Filppula had a breakout season for the ‘Wings this season with 23 goals and 43 assists for 66 points, good for third on the team. That is 26 more points than his previous career high. Filppula provides Detroit with more scoring depth and has found chemistry with Henrik Zetterberg. The ‘Wings are a veteran team that knows its identity, so a Game 1 loss to Nashville isn’t devastating. If Filppula keeps up with his scoring numbers from the regular season, it is going to be hard for opposing defenses to match up with Pavel Datsyuk, Zetterberg, and Filppula.
This is the easiest pick in the Western Conference. I feel like a broken record repeating this, but the inconsistency between the pipes for the Blackhawks this season has been frustrating. The ‘Hawks averaged 2.9 goals per game, good for 5th in the league. It’s clear that Chicago is going to score, but the playoffs are a completely different animal and teams cannot rely on scoring 4 or 5 goals per game to be successful. Crawford finished the season 7-1-2 in his last 10 starts which is encouraging for ‘Hawks fans. He needs to provide stability between the pipes, and if he does, that confidence will spread throughout the dressing room. If Crawford plays above-average, Toews returns from injury, and the ‘Hawks score goals, Chicago is as good as any team out West. The fate of the Blackhawks rests on the pads of Corey Crawford.
Joe Thornton-San Jose Sharks

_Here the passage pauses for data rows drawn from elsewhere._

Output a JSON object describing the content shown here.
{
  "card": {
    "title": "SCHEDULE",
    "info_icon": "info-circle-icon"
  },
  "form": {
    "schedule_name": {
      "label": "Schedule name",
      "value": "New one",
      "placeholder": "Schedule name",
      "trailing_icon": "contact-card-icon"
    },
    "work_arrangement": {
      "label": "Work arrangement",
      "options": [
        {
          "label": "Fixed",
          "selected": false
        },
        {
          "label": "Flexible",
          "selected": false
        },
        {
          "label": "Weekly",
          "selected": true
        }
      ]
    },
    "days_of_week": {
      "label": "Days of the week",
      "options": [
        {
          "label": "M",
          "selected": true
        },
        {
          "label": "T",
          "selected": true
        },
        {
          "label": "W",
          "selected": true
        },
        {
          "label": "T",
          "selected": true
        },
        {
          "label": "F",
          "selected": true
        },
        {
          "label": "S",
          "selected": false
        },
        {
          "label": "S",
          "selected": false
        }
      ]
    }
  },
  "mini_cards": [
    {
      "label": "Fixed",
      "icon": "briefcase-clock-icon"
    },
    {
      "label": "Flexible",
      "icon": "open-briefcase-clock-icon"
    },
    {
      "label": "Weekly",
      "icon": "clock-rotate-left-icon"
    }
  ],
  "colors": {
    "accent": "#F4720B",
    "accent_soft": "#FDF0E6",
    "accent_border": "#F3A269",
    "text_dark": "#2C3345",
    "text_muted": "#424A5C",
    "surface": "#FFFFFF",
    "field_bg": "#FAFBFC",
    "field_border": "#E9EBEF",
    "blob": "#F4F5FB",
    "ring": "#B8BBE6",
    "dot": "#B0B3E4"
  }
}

I think I have put enough pressure on goaltenders thus far, so I won’t start on my Antti Niemi rant. The Sharks have made the playoffs for the 7th straight season since Joe Thornton was acquired from Boston in ’05-’06. “Big Joe” is getting up there in age now, and this could be his year to lead San Jose to the Cup. The Sharks always seem to have added pressure on it to win at home to begin a series. Having a veteran team like the Sharks and beginning a series against a young St. Louis Blues team on the road could be the best thing for the Sharks. After dealing Dany Heatley to Minnesota, it was assumed that the Sharks scoring numbers would go down. That has hardly been the case as the Sharks are 8th in the league in scoring and have the 2nd best power play in the league. Much of that success is because of Joe Thornton and his ability to find his teammates in scoring areas. Patrick Marleau, Joe Pavelski, and Logan Couture all had 30 goal campaigns this season so the goals will come for the Sharks in the playoffs. The Sharks captain has been here time and time again. Will this be the year that a Stanley Cup is celebrated in the Shark Tank?
Los Angeles is the exact opposite of the Chicago Blackhawks. The reason the Kings were in the hunt for the Pacific Division during the home stretch has much to do with Vezina nominee Jonathan Quick. The Kings were 2nd in the league in goals allowed per game and had the 4th best penalty killing unit. On the flip side, the Kings were anemic on offense, ranking 29th in goals per game and 17th on the power play. Dean Lombardi made a huge splash this summer acquiring Mike Richards from Philadelphia. Then days before the trade deadline, Lombardi shipped defenseman Jack Johnson to Columbus for another ex-Flyer in sniper Jeff Carter. Both players saw a decline in stats this season, but the playoffs are a new season, and a time to shine. Richards had a great playoff in 2009-2010 when Philadelphia reached the Stanley Cup Finals. He brings a two-way style and a tenacity that can ignite a team. Carter,on the other hand, has never been spectacular in the playoffs. Richards has the ability to impact the game in many ways other than the score sheet, but Carter is going to be relied on to provide goal scoring for the Kings. Los Angeles Stanley Cup aspirations are contingent on whether or not the Kings will score enough for Jonathan Quick.